Excluding any images, copy all of the lines below precisely as written.

Given records Start Marker

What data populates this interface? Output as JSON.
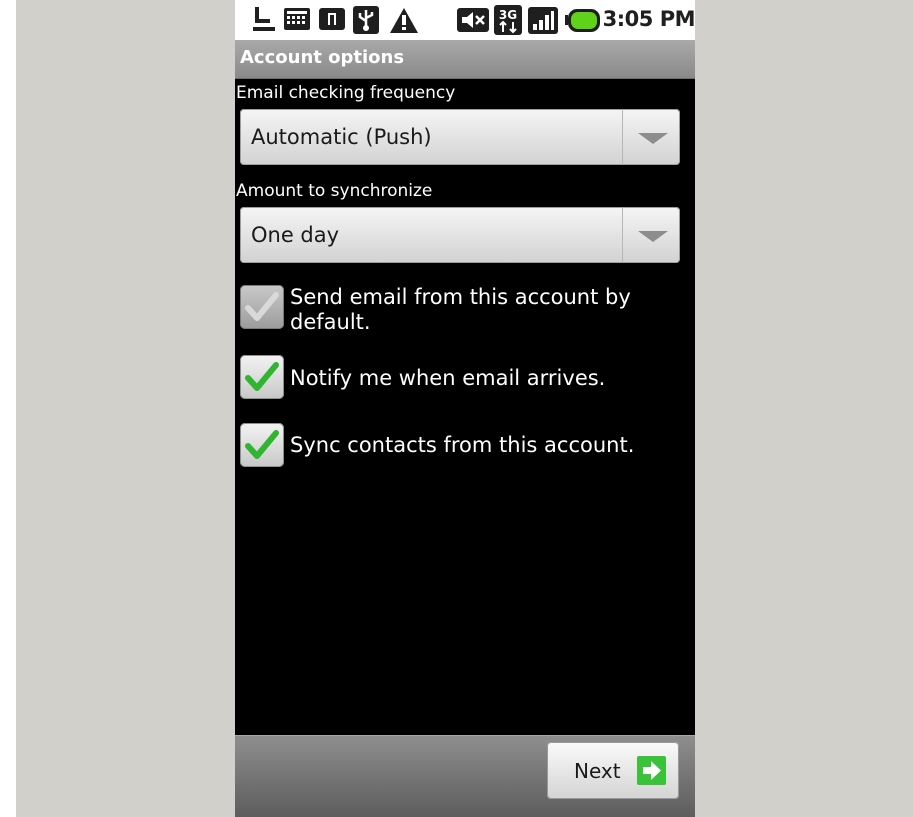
{
  "status_bar": {
    "time": "3:05 PM",
    "icons": [
      "download-icon",
      "keyboard-icon",
      "sim-icon",
      "usb-icon",
      "warning-icon",
      "mute-icon",
      "3g-icon",
      "signal-icon",
      "battery-icon"
    ],
    "network_badge": "3G"
  },
  "title_bar": {
    "title": "Account options"
  },
  "form": {
    "frequency": {
      "label": "Email checking frequency",
      "value": "Automatic (Push)"
    },
    "sync_amount": {
      "label": "Amount to synchronize",
      "value": "One day"
    },
    "checkboxes": [
      {
        "label": "Send email from this account by default.",
        "checked": true,
        "enabled": false
      },
      {
        "label": "Notify me when email arrives.",
        "checked": true,
        "enabled": true
      },
      {
        "label": "Sync contacts from this account.",
        "checked": true,
        "enabled": true
      }
    ]
  },
  "footer": {
    "next_label": "Next"
  },
  "colors": {
    "backdrop": "#d1d0ca",
    "screen": "#000000",
    "check_green": "#2fb52f",
    "next_arrow_green": "#39c23a"
  }
}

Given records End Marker

## Response to this exercise
What data populates this interface? Output as JSON.
{
  "status_bar": {
    "time": "3:05 PM",
    "icons": [
      "download-icon",
      "keyboard-icon",
      "sim-icon",
      "usb-icon",
      "warning-icon",
      "mute-icon",
      "3g-icon",
      "signal-icon",
      "battery-icon"
    ],
    "network_badge": "3G"
  },
  "title_bar": {
    "title": "Account options"
  },
  "form": {
    "frequency": {
      "label": "Email checking frequency",
      "value": "Automatic (Push)"
    },
    "sync_amount": {
      "label": "Amount to synchronize",
      "value": "One day"
    },
    "checkboxes": [
      {
        "label": "Send email from this account by default.",
        "checked": true,
        "enabled": false
      },
      {
        "label": "Notify me when email arrives.",
        "checked": true,
        "enabled": true
      },
      {
        "label": "Sync contacts from this account.",
        "checked": true,
        "enabled": true
      }
    ]
  },
  "footer": {
    "next_label": "Next"
  },
  "colors": {
    "backdrop": "#d1d0ca",
    "screen": "#000000",
    "check_green": "#2fb52f",
    "next_arrow_green": "#39c23a"
  }
}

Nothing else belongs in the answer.